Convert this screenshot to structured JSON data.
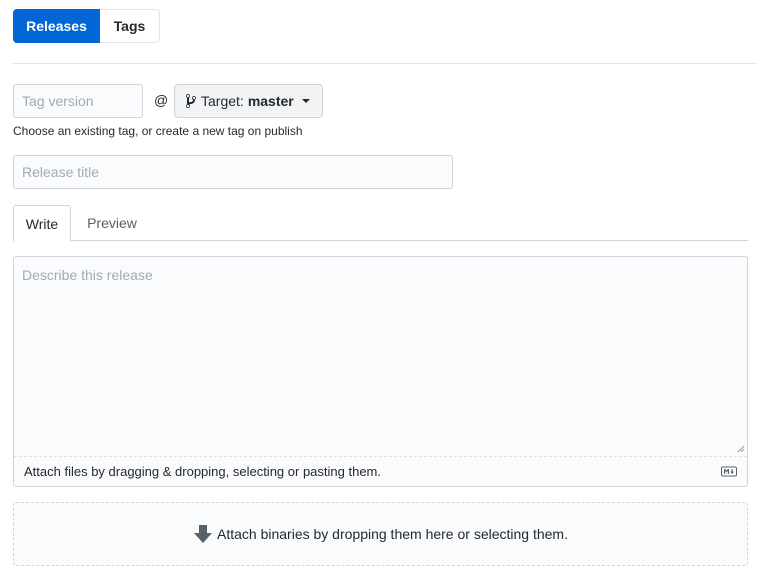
{
  "subnav": {
    "releases_label": "Releases",
    "tags_label": "Tags"
  },
  "tag": {
    "placeholder": "Tag version",
    "at_symbol": "@",
    "hint": "Choose an existing tag, or create a new tag on publish"
  },
  "target": {
    "label": "Target:",
    "value": "master"
  },
  "release_title": {
    "placeholder": "Release title"
  },
  "editor_tabs": {
    "write": "Write",
    "preview": "Preview"
  },
  "editor": {
    "placeholder": "Describe this release",
    "attach_hint": "Attach files by dragging & dropping, selecting or pasting them."
  },
  "dropzone": {
    "label": "Attach binaries by dropping them here or selecting them."
  },
  "colors": {
    "primary": "#0366d6",
    "border": "#d1d5da",
    "background_subtle": "#fafbfc",
    "text": "#24292e"
  },
  "icons": [
    "git-branch-icon",
    "caret-down-icon",
    "markdown-icon",
    "arrow-down-icon",
    "resize-grip-icon"
  ]
}
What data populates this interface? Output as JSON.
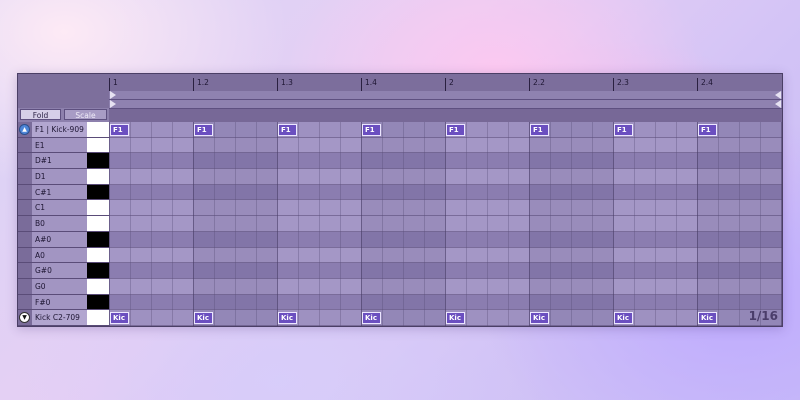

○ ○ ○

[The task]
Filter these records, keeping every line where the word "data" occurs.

[Result of the exercise]
Convert this screenshot to structured JSON data.
What data populates this interface? Output as JSON.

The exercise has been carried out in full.